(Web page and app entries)
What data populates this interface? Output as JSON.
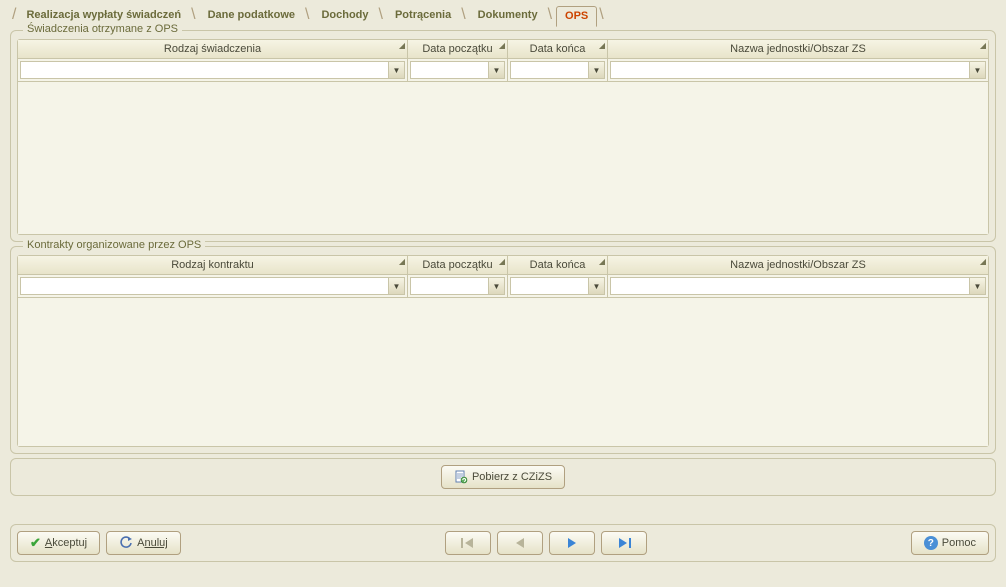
{
  "tabs": {
    "t0": "Realizacja wypłaty świadczeń",
    "t1": "Dane podatkowe",
    "t2": "Dochody",
    "t3": "Potrącenia",
    "t4": "Dokumenty",
    "t5": "OPS"
  },
  "group1": {
    "legend": "Świadczenia otrzymane z OPS",
    "cols": {
      "c1": "Rodzaj świadczenia",
      "c2": "Data początku",
      "c3": "Data końca",
      "c4": "Nazwa jednostki/Obszar ZS"
    }
  },
  "group2": {
    "legend": "Kontrakty organizowane przez OPS",
    "cols": {
      "c1": "Rodzaj kontraktu",
      "c2": "Data początku",
      "c3": "Data końca",
      "c4": "Nazwa jednostki/Obszar ZS"
    }
  },
  "buttons": {
    "fetch": "Pobierz z CZiZS",
    "accept_pre": "A",
    "accept_rest": "kceptuj",
    "cancel_pre": "A",
    "cancel_rest": "nuluj",
    "help": "Pomoc"
  }
}
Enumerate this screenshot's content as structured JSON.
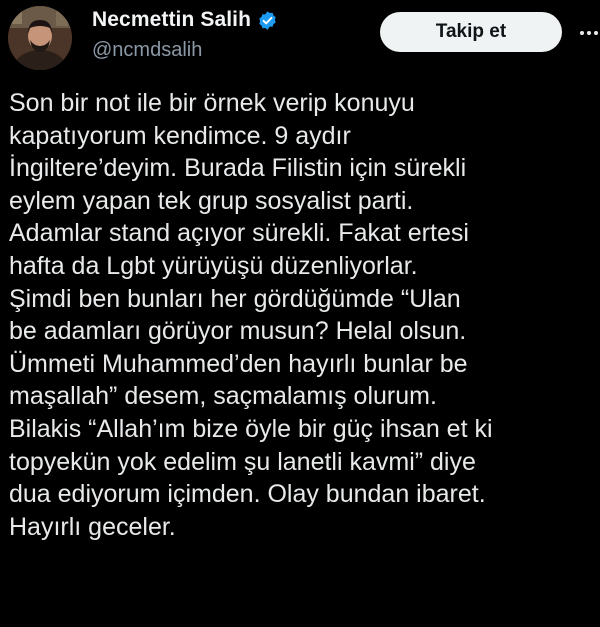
{
  "author": {
    "display_name": "Necmettin Salih",
    "handle": "@ncmdsalih",
    "verified_icon": "verified-badge-icon",
    "verified_color": "#1d9bf0"
  },
  "follow_button": {
    "label": "Takip et"
  },
  "more_menu": {
    "icon": "more-options-icon"
  },
  "tweet": {
    "lines": [
      "Son bir not ile bir örnek verip konuyu",
      "kapatıyorum kendimce. 9 aydır",
      "İngiltere’deyim. Burada Filistin için sürekli",
      "eylem yapan tek grup sosyalist parti.",
      "Adamlar stand açıyor sürekli. Fakat ertesi",
      "hafta da Lgbt yürüyüşü düzenliyorlar.",
      "Şimdi ben bunları her gördüğümde “Ulan",
      "be adamları görüyor musun? Helal olsun.",
      "Ümmeti Muhammed’den hayırlı bunlar be",
      "maşallah” desem, saçmalamış olurum.",
      "Bilakis “Allah’ım bize öyle bir güç ihsan et ki",
      "topyekün yok edelim şu lanetli kavmi” diye",
      "dua ediyorum içimden. Olay bundan ibaret.",
      "Hayırlı geceler."
    ]
  },
  "colors": {
    "background": "#000000",
    "text": "#e7e9ea",
    "secondary_text": "#8b98a5",
    "button_bg": "#eff3f4"
  }
}
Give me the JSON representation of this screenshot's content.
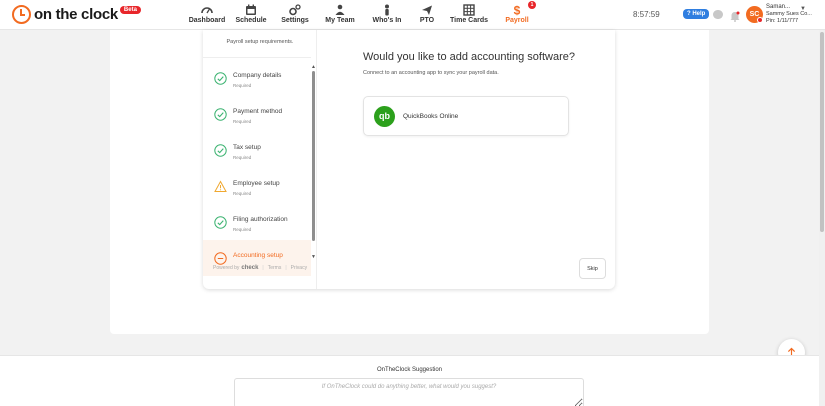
{
  "app": {
    "logo_text": "on the clock",
    "beta_label": "Beta"
  },
  "nav": [
    {
      "label": "Dashboard",
      "icon": "gauge-icon",
      "active": false
    },
    {
      "label": "Schedule",
      "icon": "calendar-icon",
      "active": false
    },
    {
      "label": "Settings",
      "icon": "gears-icon",
      "active": false
    },
    {
      "label": "My Team",
      "icon": "team-icon",
      "active": false
    },
    {
      "label": "Who's In",
      "icon": "person-icon",
      "active": false
    },
    {
      "label": "PTO",
      "icon": "plane-icon",
      "active": false
    },
    {
      "label": "Time Cards",
      "icon": "grid-icon",
      "active": false
    },
    {
      "label": "Payroll",
      "icon": "dollar-icon",
      "active": true,
      "badge": "1"
    }
  ],
  "header": {
    "time": "8:57:59",
    "help_label": "? Help",
    "avatar_initials": "SC",
    "user_name": "Saman...",
    "company": "Sammy Sues Co...",
    "pin": "Pin: 1/11/777"
  },
  "sidebar": {
    "header": "Payroll setup requirements.",
    "steps": [
      {
        "label": "Company details",
        "sub": "Required",
        "status": "done"
      },
      {
        "label": "Payment method",
        "sub": "Required",
        "status": "done"
      },
      {
        "label": "Tax setup",
        "sub": "Required",
        "status": "done"
      },
      {
        "label": "Employee setup",
        "sub": "Required",
        "status": "warning"
      },
      {
        "label": "Filing authorization",
        "sub": "Required",
        "status": "done"
      },
      {
        "label": "Accounting setup",
        "sub": "",
        "status": "active"
      }
    ],
    "powered_by": "Powered by",
    "powered_brand": "check",
    "terms": "Terms",
    "privacy": "Privacy"
  },
  "content": {
    "title": "Would you like to add accounting software?",
    "subtitle": "Connect to an accounting app to sync your payroll data.",
    "option_label": "QuickBooks Online",
    "option_logo_text": "qb",
    "skip_label": "Skip"
  },
  "footer": {
    "suggestion_title": "OnTheClock Suggestion",
    "suggestion_placeholder": "If OnTheClock could do anything better, what would you suggest?"
  },
  "colors": {
    "brand_orange": "#f26b21",
    "success_green": "#2ca01c",
    "help_blue": "#2f7ee0",
    "badge_red": "#e8262a"
  }
}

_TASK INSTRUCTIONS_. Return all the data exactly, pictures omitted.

_EXERCISE ANSWER_.
What data populates this interface? Output as JSON.
{
  "tabs": {
    "t0": "Realizacja wypłaty świadczeń",
    "t1": "Dane podatkowe",
    "t2": "Dochody",
    "t3": "Potrącenia",
    "t4": "Dokumenty",
    "t5": "OPS"
  },
  "group1": {
    "legend": "Świadczenia otrzymane z OPS",
    "cols": {
      "c1": "Rodzaj świadczenia",
      "c2": "Data początku",
      "c3": "Data końca",
      "c4": "Nazwa jednostki/Obszar ZS"
    }
  },
  "group2": {
    "legend": "Kontrakty organizowane przez OPS",
    "cols": {
      "c1": "Rodzaj kontraktu",
      "c2": "Data początku",
      "c3": "Data końca",
      "c4": "Nazwa jednostki/Obszar ZS"
    }
  },
  "buttons": {
    "fetch": "Pobierz z CZiZS",
    "accept_pre": "A",
    "accept_rest": "kceptuj",
    "cancel_pre": "A",
    "cancel_rest": "nuluj",
    "help": "Pomoc"
  }
}
Enumerate this screenshot's content as structured JSON.
{
  "author": {
    "display_name": "Necmettin Salih",
    "handle": "@ncmdsalih",
    "verified_icon": "verified-badge-icon",
    "verified_color": "#1d9bf0"
  },
  "follow_button": {
    "label": "Takip et"
  },
  "more_menu": {
    "icon": "more-options-icon"
  },
  "tweet": {
    "lines": [
      "Son bir not ile bir örnek verip konuyu",
      "kapatıyorum kendimce. 9 aydır",
      "İngiltere’deyim. Burada Filistin için sürekli",
      "eylem yapan tek grup sosyalist parti.",
      "Adamlar stand açıyor sürekli. Fakat ertesi",
      "hafta da Lgbt yürüyüşü düzenliyorlar.",
      "Şimdi ben bunları her gördüğümde “Ulan",
      "be adamları görüyor musun? Helal olsun.",
      "Ümmeti Muhammed’den hayırlı bunlar be",
      "maşallah” desem, saçmalamış olurum.",
      "Bilakis “Allah’ım bize öyle bir güç ihsan et ki",
      "topyekün yok edelim şu lanetli kavmi” diye",
      "dua ediyorum içimden. Olay bundan ibaret.",
      "Hayırlı geceler."
    ]
  },
  "colors": {
    "background": "#000000",
    "text": "#e7e9ea",
    "secondary_text": "#8b98a5",
    "button_bg": "#eff3f4"
  }
}
Give me the JSON representation of this screenshot's content.
{
  "app": {
    "logo_text": "on the clock",
    "beta_label": "Beta"
  },
  "nav": [
    {
      "label": "Dashboard",
      "icon": "gauge-icon",
      "active": false
    },
    {
      "label": "Schedule",
      "icon": "calendar-icon",
      "active": false
    },
    {
      "label": "Settings",
      "icon": "gears-icon",
      "active": false
    },
    {
      "label": "My Team",
      "icon": "team-icon",
      "active": false
    },
    {
      "label": "Who's In",
      "icon": "person-icon",
      "active": false
    },
    {
      "label": "PTO",
      "icon": "plane-icon",
      "active": false
    },
    {
      "label": "Time Cards",
      "icon": "grid-icon",
      "active": false
    },
    {
      "label": "Payroll",
      "icon": "dollar-icon",
      "active": true,
      "badge": "1"
    }
  ],
  "header": {
    "time": "8:57:59",
    "help_label": "? Help",
    "avatar_initials": "SC",
    "user_name": "Saman...",
    "company": "Sammy Sues Co...",
    "pin": "Pin: 1/11/777"
  },
  "sidebar": {
    "header": "Payroll setup requirements.",
    "steps": [
      {
        "label": "Company details",
        "sub": "Required",
        "status": "done"
      },
      {
        "label": "Payment method",
        "sub": "Required",
        "status": "done"
      },
      {
        "label": "Tax setup",
        "sub": "Required",
        "status": "done"
      },
      {
        "label": "Employee setup",
        "sub": "Required",
        "status": "warning"
      },
      {
        "label": "Filing authorization",
        "sub": "Required",
        "status": "done"
      },
      {
        "label": "Accounting setup",
        "sub": "",
        "status": "active"
      }
    ],
    "powered_by": "Powered by",
    "powered_brand": "check",
    "terms": "Terms",
    "privacy": "Privacy"
  },
  "content": {
    "title": "Would you like to add accounting software?",
    "subtitle": "Connect to an accounting app to sync your payroll data.",
    "option_label": "QuickBooks Online",
    "option_logo_text": "qb",
    "skip_label": "Skip"
  },
  "footer": {
    "suggestion_title": "OnTheClock Suggestion",
    "suggestion_placeholder": "If OnTheClock could do anything better, what would you suggest?"
  },
  "colors": {
    "brand_orange": "#f26b21",
    "success_green": "#2ca01c",
    "help_blue": "#2f7ee0",
    "badge_red": "#e8262a"
  }
}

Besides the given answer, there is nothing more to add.